The 1994 Convention was in Washington, DC, and I have a long-standing friend Gene Boemer from my drag days in the Nation’s capital city who is an artist and now lives in Rehoboth Beach, DE. I contacted him to see if he would paint a canvas for me. He agreed, I purchased heavy artist canvas in San Francisco, shipped it to him, and gave him a crude drawing of an image I had in my head. Prior to the Convention, I went to visit him and his lover. Upon arriving he was in the process of completing it, but he refused to finish it without my actually being involved in the painting. The design is the interlocking squares of the IAGSDC, and, yes, they do truly interlock. (read the history of the IAGSDC badge to know more) It was everything I envisioned, and I proudly took it to DC to make its inaugural appearance – complete with “In Memorium.” Oops, my bad. At a later date the “u” was transformed into an “a.”
A few badges were affixed at that Convention and more at subsequent showings. It soon was getting too full, so I asked Gene to do another. He graciously did, and the concept was to creating gender-neutral dancers in a square. I called upon him one more time before I found a new project manager for the Panels, and he did his impression of a sequence of images evolving from a circle to a square.
The first quasi-permanent display structure was done with PVC pipe and was engineered by George Fox (who dances with the Sacramento clubs). For this structure, the panels, and the tools needed to install the display, a carrying case was needed. In a Sharper Image catalogue, I saw a hard-sided golf bag “luggage.” The dimensions seemed perfect. “If ‘no’ is an appropriate answer, it never hurts to ask.” How many people have heard me say that? So, I sent an email to Richard Thalheimer, Founder and President, explaining the project and asking him to authorize a discount for two cases. He did! – a very generous discount.
I forget what year I relinquished control of the project, so someone else would have to continue the story. I believe that the intent and impact of the Memorial Panels has been a powerful display of the humanity of our gay square dance community. I’m not aware of any other memorial process of its kind in the world. After all, if you want something fabulous, ask a queen!

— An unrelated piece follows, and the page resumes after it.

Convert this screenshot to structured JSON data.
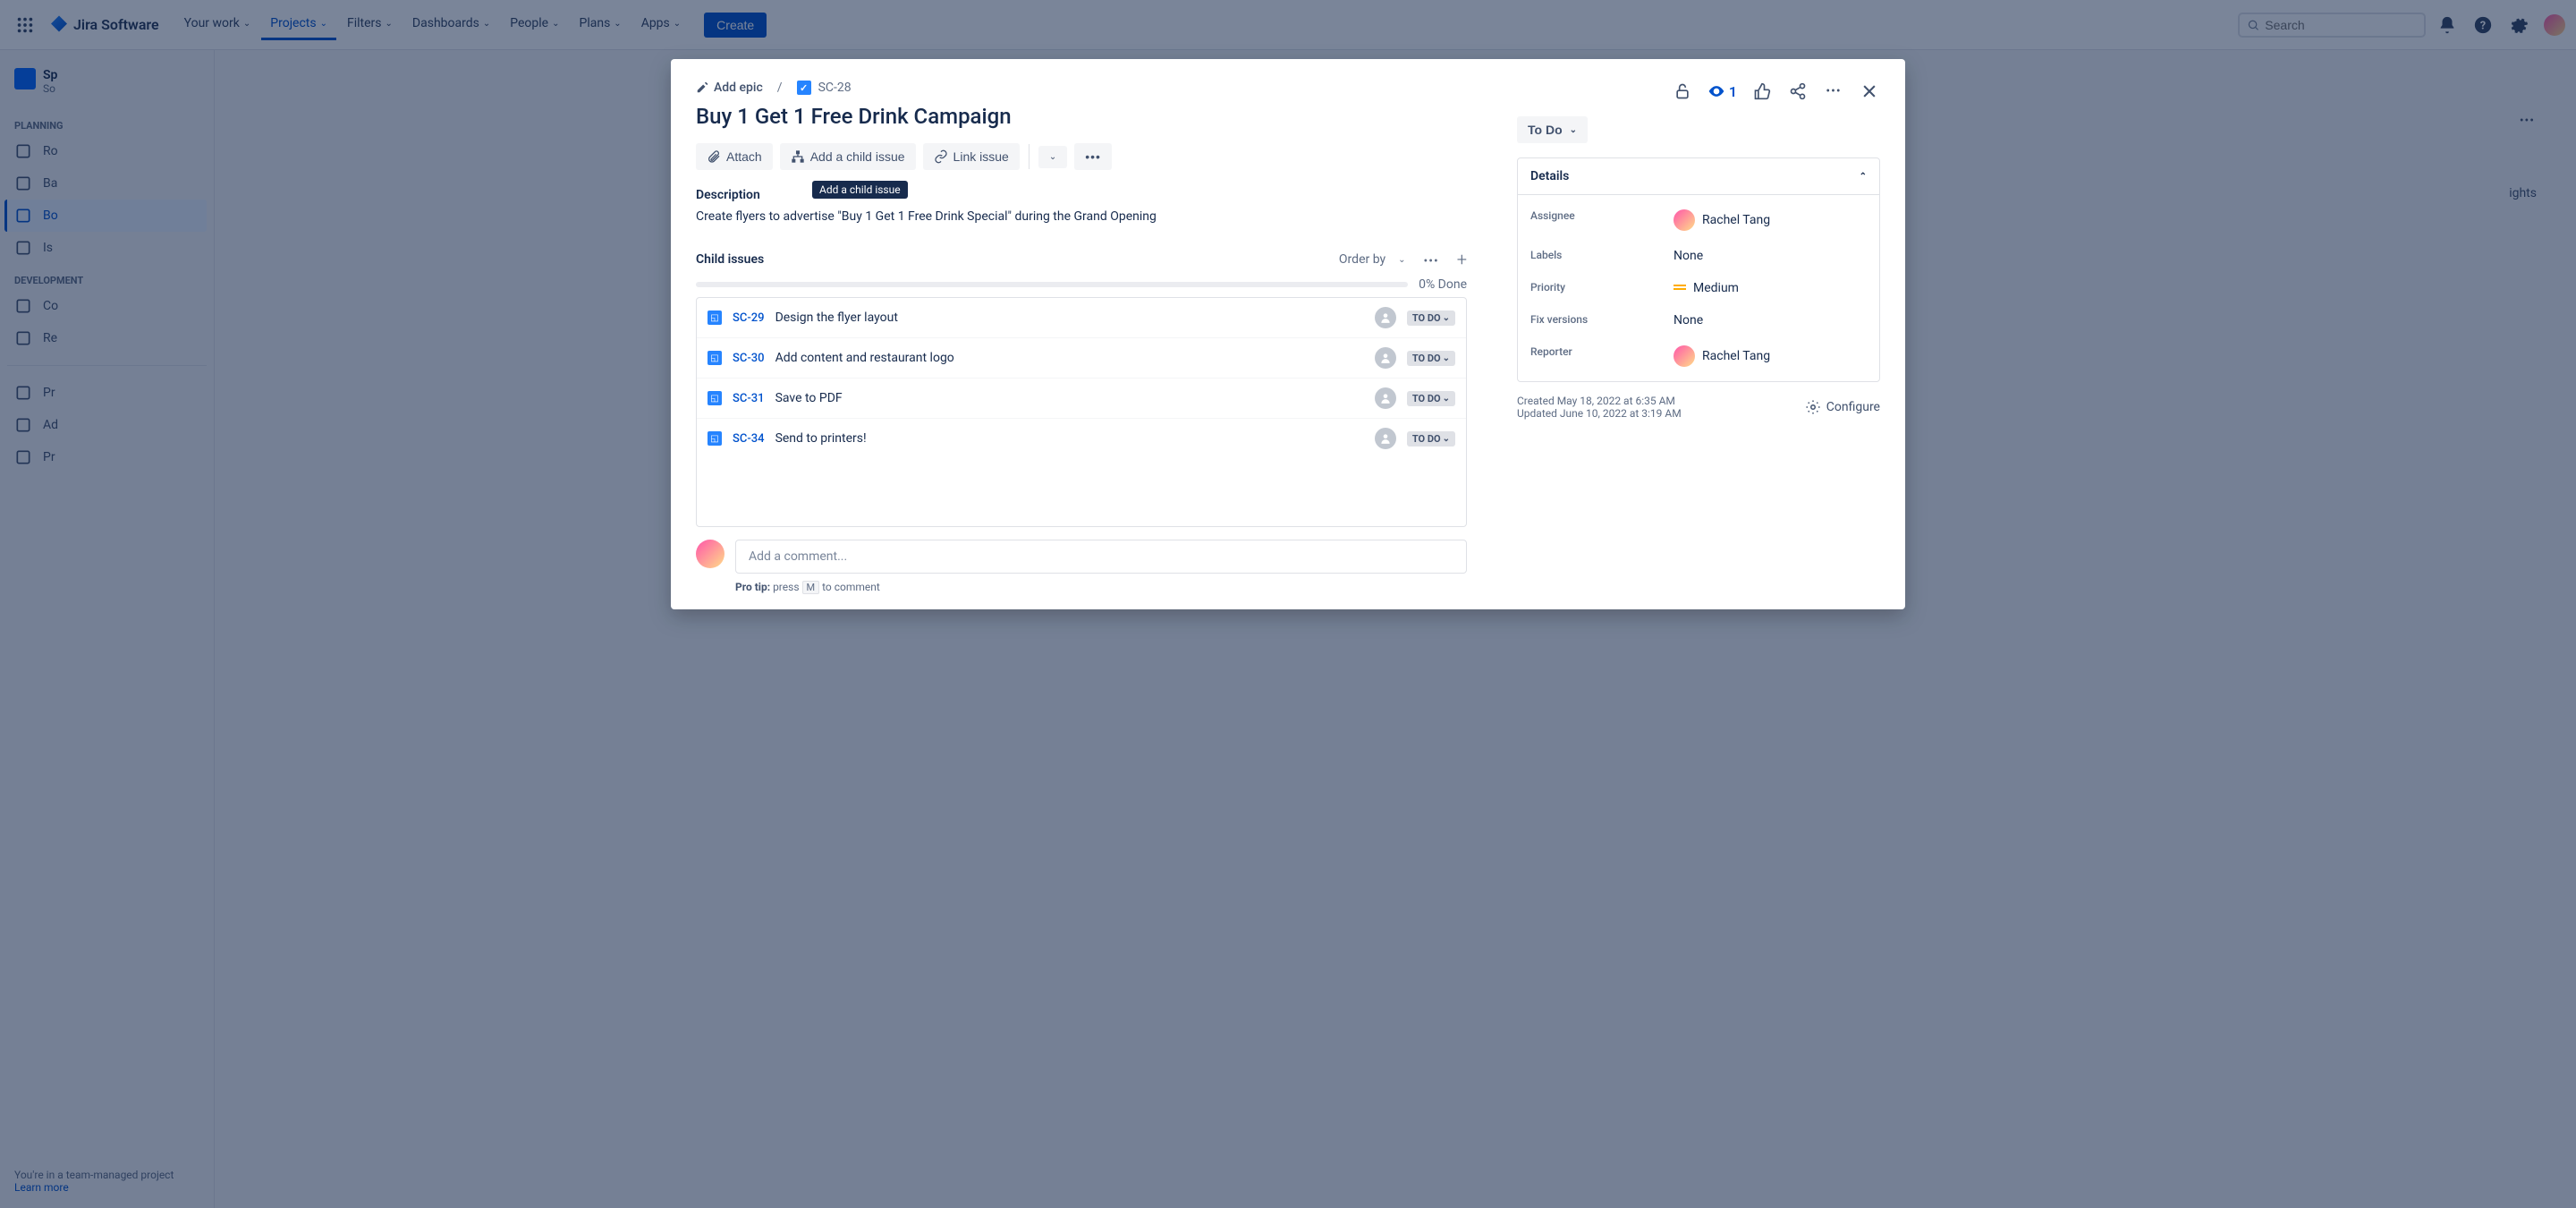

For both the Medallions and the Memorial Panels, I reached outside the square dance community to my long-standing friends. I was permitted in 1998 at the Portland Convention to announce the wonderful angels for the Medallions, and they were in attendance to receive the last two medallions I presented prior to relinquishing the project to Rick Hawes. Gene Boemer never asked for anonymity for his generous contributions to the Memorial Panels, but I memorialize that fact now for the world to always know.